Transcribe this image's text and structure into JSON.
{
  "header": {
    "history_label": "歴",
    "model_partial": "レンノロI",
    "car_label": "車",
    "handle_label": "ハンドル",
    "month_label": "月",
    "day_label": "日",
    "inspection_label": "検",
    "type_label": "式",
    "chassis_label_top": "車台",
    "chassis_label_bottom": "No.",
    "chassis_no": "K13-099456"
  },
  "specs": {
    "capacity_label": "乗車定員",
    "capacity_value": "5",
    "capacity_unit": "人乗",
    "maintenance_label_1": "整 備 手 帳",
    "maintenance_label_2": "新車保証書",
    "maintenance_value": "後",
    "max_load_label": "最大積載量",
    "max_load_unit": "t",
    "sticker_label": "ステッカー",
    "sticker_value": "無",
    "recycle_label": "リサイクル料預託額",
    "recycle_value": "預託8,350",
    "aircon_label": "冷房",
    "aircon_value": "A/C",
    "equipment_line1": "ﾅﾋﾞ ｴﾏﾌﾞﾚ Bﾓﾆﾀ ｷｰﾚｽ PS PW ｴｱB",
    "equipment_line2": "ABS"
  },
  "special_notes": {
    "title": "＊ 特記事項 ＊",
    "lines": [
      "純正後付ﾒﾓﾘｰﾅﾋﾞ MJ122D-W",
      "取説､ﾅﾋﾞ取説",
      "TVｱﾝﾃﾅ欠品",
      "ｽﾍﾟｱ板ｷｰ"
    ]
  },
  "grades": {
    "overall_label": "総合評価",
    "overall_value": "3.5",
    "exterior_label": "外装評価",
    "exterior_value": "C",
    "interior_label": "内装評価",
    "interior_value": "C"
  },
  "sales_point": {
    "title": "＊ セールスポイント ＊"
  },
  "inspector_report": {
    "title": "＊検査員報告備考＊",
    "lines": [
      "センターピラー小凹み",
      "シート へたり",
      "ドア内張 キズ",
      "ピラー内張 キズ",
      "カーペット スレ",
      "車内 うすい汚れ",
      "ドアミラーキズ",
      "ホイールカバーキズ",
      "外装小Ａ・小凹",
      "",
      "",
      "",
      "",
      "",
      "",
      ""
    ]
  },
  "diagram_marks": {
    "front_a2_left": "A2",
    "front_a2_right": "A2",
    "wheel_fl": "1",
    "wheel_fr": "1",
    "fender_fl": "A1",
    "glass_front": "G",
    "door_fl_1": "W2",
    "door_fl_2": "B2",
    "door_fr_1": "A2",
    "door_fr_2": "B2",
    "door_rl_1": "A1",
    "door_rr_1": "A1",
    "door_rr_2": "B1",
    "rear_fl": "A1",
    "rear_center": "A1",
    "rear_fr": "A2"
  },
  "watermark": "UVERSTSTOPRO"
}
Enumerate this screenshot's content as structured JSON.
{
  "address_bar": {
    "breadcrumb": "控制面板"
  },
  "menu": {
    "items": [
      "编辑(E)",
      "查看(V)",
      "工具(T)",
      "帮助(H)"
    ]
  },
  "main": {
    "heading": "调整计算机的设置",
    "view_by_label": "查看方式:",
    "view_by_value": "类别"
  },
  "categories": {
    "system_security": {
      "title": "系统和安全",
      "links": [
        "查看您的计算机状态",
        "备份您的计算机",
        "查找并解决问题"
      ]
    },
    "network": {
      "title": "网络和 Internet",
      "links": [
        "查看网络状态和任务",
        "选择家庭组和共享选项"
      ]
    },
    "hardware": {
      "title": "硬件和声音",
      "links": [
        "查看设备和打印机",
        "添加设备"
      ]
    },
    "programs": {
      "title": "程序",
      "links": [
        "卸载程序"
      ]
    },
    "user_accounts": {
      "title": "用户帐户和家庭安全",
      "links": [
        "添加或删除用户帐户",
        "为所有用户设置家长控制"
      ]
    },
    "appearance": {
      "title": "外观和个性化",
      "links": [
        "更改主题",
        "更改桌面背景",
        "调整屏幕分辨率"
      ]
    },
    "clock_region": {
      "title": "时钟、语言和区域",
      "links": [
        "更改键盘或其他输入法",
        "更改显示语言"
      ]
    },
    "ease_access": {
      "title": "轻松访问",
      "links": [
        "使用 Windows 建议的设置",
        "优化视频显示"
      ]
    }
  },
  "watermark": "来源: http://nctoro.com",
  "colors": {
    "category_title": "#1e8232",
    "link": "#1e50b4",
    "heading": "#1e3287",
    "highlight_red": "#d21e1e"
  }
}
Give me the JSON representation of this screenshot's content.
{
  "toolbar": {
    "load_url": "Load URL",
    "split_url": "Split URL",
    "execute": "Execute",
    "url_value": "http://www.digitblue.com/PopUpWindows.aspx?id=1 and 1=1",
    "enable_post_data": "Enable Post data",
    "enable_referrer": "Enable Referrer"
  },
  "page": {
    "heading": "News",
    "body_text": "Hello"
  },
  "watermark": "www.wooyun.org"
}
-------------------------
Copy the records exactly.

Transcribe this image's text and structure into JSON.
{
  "header": {
    "history_label": "歴",
    "model_partial": "レンノロI",
    "car_label": "車",
    "handle_label": "ハンドル",
    "month_label": "月",
    "day_label": "日",
    "inspection_label": "検",
    "type_label": "式",
    "chassis_label_top": "車台",
    "chassis_label_bottom": "No.",
    "chassis_no": "K13-099456"
  },
  "specs": {
    "capacity_label": "乗車定員",
    "capacity_value": "5",
    "capacity_unit": "人乗",
    "maintenance_label_1": "整 備 手 帳",
    "maintenance_label_2": "新車保証書",
    "maintenance_value": "後",
    "max_load_label": "最大積載量",
    "max_load_unit": "t",
    "sticker_label": "ステッカー",
    "sticker_value": "無",
    "recycle_label": "リサイクル料預託額",
    "recycle_value": "預託8,350",
    "aircon_label": "冷房",
    "aircon_value": "A/C",
    "equipment_line1": "ﾅﾋﾞ ｴﾏﾌﾞﾚ Bﾓﾆﾀ ｷｰﾚｽ PS PW ｴｱB",
    "equipment_line2": "ABS"
  },
  "special_notes": {
    "title": "＊ 特記事項 ＊",
    "lines": [
      "純正後付ﾒﾓﾘｰﾅﾋﾞ MJ122D-W",
      "取説､ﾅﾋﾞ取説",
      "TVｱﾝﾃﾅ欠品",
      "ｽﾍﾟｱ板ｷｰ"
    ]
  },
  "grades": {
    "overall_label": "総合評価",
    "overall_value": "3.5",
    "exterior_label": "外装評価",
    "exterior_value": "C",
    "interior_label": "内装評価",
    "interior_value": "C"
  },
  "sales_point": {
    "title": "＊ セールスポイント ＊"
  },
  "inspector_report": {
    "title": "＊検査員報告備考＊",
    "lines": [
      "センターピラー小凹み",
      "シート へたり",
      "ドア内張 キズ",
      "ピラー内張 キズ",
      "カーペット スレ",
      "車内 うすい汚れ",
      "ドアミラーキズ",
      "ホイールカバーキズ",
      "外装小Ａ・小凹",
      "",
      "",
      "",
      "",
      "",
      "",
      ""
    ]
  },
  "diagram_marks": {
    "front_a2_left": "A2",
    "front_a2_right": "A2",
    "wheel_fl": "1",
    "wheel_fr": "1",
    "fender_fl": "A1",
    "glass_front": "G",
    "door_fl_1": "W2",
    "door_fl_2": "B2",
    "door_fr_1": "A2",
    "door_fr_2": "B2",
    "door_rl_1": "A1",
    "door_rr_1": "A1",
    "door_rr_2": "B1",
    "rear_fl": "A1",
    "rear_center": "A1",
    "rear_fr": "A2"
  },
  "watermark": "UVERSTSTOPRO"
}
Enumerate this screenshot's content as structured JSON.
{
  "address_bar": {
    "breadcrumb": "控制面板"
  },
  "menu": {
    "items": [
      "编辑(E)",
      "查看(V)",
      "工具(T)",
      "帮助(H)"
    ]
  },
  "main": {
    "heading": "调整计算机的设置",
    "view_by_label": "查看方式:",
    "view_by_value": "类别"
  },
  "categories": {
    "system_security": {
      "title": "系统和安全",
      "links": [
        "查看您的计算机状态",
        "备份您的计算机",
        "查找并解决问题"
      ]
    },
    "network": {
      "title": "网络和 Internet",
      "links": [
        "查看网络状态和任务",
        "选择家庭组和共享选项"
      ]
    },
    "hardware": {
      "title": "硬件和声音",
      "links": [
        "查看设备和打印机",
        "添加设备"
      ]
    },
    "programs": {
      "title": "程序",
      "links": [
        "卸载程序"
      ]
    },
    "user_accounts": {
      "title": "用户帐户和家庭安全",
      "links": [
        "添加或删除用户帐户",
        "为所有用户设置家长控制"
      ]
    },
    "appearance": {
      "title": "外观和个性化",
      "links": [
        "更改主题",
        "更改桌面背景",
        "调整屏幕分辨率"
      ]
    },
    "clock_region": {
      "title": "时钟、语言和区域",
      "links": [
        "更改键盘或其他输入法",
        "更改显示语言"
      ]
    },
    "ease_access": {
      "title": "轻松访问",
      "links": [
        "使用 Windows 建议的设置",
        "优化视频显示"
      ]
    }
  },
  "watermark": "来源: http://nctoro.com",
  "colors": {
    "category_title": "#1e8232",
    "link": "#1e50b4",
    "heading": "#1e3287",
    "highlight_red": "#d21e1e"
  }
}
Give me the JSON representation of this screenshot's content.
{
  "toolbar": {
    "load_url": "Load URL",
    "split_url": "Split URL",
    "execute": "Execute",
    "url_value": "http://www.digitblue.com/PopUpWindows.aspx?id=1 and 1=1",
    "enable_post_data": "Enable Post data",
    "enable_referrer": "Enable Referrer"
  },
  "page": {
    "heading": "News",
    "body_text": "Hello"
  },
  "watermark": "www.wooyun.org"
}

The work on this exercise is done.